What this task involves
Every line of the entries below that mentions "from" is to be copied out.

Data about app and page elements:
************

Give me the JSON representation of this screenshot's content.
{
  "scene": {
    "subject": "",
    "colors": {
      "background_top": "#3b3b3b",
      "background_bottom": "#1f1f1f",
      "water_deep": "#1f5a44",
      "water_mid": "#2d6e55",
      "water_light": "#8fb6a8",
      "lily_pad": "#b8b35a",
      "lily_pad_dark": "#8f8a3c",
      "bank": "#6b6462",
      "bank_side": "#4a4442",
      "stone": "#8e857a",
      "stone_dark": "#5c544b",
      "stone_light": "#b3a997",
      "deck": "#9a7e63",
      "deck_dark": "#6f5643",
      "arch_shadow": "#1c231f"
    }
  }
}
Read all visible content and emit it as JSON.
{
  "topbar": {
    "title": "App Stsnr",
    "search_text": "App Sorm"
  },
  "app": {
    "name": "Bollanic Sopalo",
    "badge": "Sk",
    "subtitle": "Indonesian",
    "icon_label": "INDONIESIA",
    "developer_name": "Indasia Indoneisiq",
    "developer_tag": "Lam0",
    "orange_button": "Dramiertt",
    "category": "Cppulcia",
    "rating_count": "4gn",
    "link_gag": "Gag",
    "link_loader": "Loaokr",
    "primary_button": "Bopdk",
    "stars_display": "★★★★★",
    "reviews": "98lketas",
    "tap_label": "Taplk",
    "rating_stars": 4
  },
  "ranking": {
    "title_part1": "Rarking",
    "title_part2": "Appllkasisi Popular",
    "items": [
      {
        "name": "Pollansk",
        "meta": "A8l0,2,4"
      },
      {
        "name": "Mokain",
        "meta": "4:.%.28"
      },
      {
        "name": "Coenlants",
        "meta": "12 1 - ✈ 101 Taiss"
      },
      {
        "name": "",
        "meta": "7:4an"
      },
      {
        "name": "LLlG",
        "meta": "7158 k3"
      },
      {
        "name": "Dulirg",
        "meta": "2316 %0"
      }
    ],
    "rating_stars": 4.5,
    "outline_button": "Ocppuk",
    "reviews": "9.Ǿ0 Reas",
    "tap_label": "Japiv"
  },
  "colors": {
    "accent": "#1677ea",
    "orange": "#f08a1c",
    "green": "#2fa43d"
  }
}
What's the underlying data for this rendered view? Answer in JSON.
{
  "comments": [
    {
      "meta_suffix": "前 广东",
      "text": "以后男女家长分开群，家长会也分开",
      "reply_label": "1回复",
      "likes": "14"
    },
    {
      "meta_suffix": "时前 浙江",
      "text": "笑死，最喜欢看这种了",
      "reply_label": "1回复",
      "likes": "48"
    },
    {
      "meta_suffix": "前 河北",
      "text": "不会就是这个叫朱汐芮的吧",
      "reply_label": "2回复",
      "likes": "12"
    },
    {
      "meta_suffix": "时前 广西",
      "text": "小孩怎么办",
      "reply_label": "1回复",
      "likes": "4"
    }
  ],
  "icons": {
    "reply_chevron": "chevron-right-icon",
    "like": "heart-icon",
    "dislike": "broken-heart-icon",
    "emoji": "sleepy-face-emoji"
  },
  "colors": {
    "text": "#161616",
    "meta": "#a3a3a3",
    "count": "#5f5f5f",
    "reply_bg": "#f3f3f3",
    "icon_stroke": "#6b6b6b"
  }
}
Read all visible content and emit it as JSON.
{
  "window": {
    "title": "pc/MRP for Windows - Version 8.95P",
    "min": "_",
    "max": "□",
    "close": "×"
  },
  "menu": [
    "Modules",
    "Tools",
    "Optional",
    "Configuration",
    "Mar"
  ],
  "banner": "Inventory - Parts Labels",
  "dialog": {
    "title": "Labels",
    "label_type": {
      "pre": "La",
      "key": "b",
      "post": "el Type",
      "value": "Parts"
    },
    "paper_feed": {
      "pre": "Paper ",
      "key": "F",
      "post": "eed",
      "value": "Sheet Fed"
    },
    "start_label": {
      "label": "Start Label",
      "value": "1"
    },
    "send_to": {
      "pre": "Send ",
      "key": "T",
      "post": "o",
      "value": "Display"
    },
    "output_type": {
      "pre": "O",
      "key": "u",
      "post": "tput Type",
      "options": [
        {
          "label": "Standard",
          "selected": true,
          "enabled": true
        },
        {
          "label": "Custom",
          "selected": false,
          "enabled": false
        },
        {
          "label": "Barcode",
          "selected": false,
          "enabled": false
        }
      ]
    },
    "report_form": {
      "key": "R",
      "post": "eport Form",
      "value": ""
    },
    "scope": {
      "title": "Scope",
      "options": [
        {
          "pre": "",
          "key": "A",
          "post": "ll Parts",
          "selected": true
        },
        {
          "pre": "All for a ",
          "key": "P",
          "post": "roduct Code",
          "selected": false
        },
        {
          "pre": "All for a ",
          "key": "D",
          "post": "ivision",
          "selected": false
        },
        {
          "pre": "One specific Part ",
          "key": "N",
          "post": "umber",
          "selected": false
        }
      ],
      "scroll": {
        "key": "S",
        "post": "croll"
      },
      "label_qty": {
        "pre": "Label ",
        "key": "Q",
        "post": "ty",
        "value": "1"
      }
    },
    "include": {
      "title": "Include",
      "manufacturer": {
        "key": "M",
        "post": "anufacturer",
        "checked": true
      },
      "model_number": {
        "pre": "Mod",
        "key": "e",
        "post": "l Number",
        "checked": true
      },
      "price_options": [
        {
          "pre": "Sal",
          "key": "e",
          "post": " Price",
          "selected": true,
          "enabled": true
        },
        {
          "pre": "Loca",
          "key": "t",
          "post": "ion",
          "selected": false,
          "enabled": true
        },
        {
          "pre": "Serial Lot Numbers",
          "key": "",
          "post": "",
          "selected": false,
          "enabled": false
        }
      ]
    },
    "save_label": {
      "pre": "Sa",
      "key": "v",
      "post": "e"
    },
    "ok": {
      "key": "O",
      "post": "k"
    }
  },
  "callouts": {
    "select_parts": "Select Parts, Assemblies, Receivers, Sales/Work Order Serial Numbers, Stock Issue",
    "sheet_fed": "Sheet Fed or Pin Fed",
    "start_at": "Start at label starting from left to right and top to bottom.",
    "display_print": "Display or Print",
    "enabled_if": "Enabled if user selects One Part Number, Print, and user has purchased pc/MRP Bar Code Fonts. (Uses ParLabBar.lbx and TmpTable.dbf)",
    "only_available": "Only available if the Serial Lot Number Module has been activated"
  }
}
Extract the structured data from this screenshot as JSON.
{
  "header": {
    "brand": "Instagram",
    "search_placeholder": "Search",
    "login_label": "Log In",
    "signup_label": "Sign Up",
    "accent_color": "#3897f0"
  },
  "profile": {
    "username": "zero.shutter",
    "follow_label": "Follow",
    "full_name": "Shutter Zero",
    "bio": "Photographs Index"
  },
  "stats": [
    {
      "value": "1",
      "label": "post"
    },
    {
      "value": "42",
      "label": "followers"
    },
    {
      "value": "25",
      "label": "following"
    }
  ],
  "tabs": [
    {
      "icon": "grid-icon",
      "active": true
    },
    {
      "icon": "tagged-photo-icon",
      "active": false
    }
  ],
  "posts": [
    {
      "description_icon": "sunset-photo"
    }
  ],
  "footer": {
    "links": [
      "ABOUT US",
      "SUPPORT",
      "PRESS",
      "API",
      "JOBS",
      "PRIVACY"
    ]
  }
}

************

Answer to this problem
    "start_at": "Start at label starting from left to right and top to bottom.",
Extract the structured data from this screenshot as JSON.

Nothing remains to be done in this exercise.